Keep every word of the listing and drop the images when you write it out.

■ **MATERIALS PROVIDED**
******************************

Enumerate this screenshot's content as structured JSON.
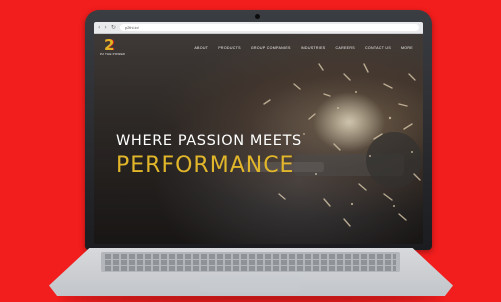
{
  "browser": {
    "back_icon": "back-arrow-icon",
    "forward_icon": "forward-arrow-icon",
    "reload_icon": "reload-icon",
    "url": "p2thi.in/"
  },
  "site": {
    "logo_mark": "2",
    "logo_text": "P2 THE POWER",
    "nav": [
      {
        "label": "ABOUT"
      },
      {
        "label": "PRODUCTS"
      },
      {
        "label": "GROUP COMPANIES"
      },
      {
        "label": "INDUSTRIES"
      },
      {
        "label": "CAREERS"
      },
      {
        "label": "CONTACT US"
      },
      {
        "label": "MORE"
      }
    ]
  },
  "hero": {
    "line1": "WHERE PASSION MEETS",
    "line2": "PERFORMANCE"
  },
  "colors": {
    "background": "#f21d1d",
    "accent_gold": "#e2b62a"
  }
}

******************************

■ **RESULT OF THE TASK**
Enumerate this screenshot's content as structured JSON.
{
  "browser": {
    "back_icon": "back-arrow-icon",
    "forward_icon": "forward-arrow-icon",
    "reload_icon": "reload-icon",
    "url": "p2thi.in/"
  },
  "site": {
    "logo_mark": "2",
    "logo_text": "P2 THE POWER",
    "nav": [
      {
        "label": "ABOUT"
      },
      {
        "label": "PRODUCTS"
      },
      {
        "label": "GROUP COMPANIES"
      },
      {
        "label": "INDUSTRIES"
      },
      {
        "label": "CAREERS"
      },
      {
        "label": "CONTACT US"
      },
      {
        "label": "MORE"
      }
    ]
  },
  "hero": {
    "line1": "WHERE PASSION MEETS",
    "line2": "PERFORMANCE"
  },
  "colors": {
    "background": "#f21d1d",
    "accent_gold": "#e2b62a"
  }
}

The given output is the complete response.